▸ **Data in this exercise**
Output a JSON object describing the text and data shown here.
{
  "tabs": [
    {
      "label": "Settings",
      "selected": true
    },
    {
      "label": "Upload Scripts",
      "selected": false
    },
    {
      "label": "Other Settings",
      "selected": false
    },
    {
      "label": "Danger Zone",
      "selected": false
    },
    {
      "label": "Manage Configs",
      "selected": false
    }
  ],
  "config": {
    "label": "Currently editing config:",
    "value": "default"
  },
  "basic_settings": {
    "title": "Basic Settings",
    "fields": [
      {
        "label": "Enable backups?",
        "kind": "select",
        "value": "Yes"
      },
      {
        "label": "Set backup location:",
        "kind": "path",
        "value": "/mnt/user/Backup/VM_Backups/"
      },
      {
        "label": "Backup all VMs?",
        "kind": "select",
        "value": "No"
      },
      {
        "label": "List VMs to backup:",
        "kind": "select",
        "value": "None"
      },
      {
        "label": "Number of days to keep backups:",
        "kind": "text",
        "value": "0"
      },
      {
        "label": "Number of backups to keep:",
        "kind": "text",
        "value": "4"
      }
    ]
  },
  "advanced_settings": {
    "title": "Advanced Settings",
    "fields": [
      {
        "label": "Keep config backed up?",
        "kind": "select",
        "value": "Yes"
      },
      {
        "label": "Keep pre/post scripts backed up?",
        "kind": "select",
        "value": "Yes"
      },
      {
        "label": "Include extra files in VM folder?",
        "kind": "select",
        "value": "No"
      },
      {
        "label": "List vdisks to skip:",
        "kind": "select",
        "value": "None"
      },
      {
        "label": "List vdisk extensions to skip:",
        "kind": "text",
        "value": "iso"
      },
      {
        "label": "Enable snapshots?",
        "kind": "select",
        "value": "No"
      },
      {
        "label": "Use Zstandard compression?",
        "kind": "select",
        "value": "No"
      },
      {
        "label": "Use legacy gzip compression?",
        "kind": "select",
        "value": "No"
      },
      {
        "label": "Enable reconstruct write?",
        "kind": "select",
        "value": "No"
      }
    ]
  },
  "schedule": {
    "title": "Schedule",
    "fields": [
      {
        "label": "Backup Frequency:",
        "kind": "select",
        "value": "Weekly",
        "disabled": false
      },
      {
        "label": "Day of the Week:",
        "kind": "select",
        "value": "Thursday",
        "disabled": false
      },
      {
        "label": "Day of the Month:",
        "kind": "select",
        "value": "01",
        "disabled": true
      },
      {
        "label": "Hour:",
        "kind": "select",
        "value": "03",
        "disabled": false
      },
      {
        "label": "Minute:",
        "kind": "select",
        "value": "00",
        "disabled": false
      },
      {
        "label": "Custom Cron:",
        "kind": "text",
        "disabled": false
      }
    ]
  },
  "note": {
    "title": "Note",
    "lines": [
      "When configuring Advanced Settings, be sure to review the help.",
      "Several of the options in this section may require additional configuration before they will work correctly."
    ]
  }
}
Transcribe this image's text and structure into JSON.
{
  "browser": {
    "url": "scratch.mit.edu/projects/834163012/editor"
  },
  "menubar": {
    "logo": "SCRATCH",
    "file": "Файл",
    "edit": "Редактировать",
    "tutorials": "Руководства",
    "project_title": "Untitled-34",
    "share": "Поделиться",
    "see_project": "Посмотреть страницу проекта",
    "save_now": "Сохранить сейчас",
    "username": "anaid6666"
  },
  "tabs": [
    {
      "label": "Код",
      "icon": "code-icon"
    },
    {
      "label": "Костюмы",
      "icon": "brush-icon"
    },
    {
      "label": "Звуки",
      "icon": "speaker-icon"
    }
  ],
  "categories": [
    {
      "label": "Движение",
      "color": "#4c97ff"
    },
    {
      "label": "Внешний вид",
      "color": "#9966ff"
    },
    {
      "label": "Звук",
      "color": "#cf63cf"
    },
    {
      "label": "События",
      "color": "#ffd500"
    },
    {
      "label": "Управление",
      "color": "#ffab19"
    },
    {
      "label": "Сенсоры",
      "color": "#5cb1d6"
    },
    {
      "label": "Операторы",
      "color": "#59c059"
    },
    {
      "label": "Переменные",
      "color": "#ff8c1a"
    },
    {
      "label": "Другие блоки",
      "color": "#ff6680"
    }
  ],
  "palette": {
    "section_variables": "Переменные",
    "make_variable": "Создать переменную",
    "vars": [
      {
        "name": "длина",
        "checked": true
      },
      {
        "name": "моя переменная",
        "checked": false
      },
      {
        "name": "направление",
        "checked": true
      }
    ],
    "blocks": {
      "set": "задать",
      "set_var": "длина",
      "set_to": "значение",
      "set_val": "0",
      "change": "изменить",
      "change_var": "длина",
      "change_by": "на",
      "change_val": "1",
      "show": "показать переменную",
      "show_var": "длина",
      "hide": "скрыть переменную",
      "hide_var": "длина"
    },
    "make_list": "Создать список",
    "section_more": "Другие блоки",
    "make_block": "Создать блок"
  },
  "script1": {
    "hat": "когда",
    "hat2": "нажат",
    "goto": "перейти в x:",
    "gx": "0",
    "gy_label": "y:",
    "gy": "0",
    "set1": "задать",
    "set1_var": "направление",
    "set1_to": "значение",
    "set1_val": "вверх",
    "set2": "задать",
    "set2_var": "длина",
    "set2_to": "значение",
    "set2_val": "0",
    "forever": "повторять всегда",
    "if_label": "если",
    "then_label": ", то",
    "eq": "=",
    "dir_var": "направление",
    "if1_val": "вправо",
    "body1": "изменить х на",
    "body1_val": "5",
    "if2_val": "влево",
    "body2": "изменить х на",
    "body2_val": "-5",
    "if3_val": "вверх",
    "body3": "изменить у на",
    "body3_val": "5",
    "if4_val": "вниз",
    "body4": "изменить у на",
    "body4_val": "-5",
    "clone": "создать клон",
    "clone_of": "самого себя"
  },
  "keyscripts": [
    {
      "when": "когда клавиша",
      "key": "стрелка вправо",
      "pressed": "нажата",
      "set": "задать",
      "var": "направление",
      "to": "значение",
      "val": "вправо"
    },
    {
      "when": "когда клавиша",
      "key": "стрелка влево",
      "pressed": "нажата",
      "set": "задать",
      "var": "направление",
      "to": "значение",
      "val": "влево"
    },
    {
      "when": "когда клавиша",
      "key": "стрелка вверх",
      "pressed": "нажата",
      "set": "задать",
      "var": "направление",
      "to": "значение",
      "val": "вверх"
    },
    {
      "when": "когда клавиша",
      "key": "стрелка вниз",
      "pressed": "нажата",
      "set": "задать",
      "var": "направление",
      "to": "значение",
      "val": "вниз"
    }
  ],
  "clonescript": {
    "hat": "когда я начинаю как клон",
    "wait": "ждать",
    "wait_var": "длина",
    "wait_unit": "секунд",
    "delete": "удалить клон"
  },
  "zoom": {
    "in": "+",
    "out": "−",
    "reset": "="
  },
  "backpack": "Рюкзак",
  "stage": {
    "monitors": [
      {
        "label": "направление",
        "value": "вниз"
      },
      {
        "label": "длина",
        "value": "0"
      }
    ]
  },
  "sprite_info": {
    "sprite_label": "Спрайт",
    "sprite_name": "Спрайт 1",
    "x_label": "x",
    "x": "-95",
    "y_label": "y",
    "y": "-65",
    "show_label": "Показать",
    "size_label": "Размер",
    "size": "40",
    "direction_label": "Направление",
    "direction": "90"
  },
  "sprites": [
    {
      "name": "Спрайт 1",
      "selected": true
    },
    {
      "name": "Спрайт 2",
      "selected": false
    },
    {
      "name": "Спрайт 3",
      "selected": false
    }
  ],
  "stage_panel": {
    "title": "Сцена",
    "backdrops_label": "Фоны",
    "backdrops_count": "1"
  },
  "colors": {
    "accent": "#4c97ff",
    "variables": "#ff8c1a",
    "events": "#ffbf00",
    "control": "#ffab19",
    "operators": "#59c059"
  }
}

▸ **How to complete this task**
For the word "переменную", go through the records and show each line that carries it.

▸ **Completed task**
    "make_variable": "Создать переменную",
      "show": "показать переменную",
      "hide": "скрыть переменную",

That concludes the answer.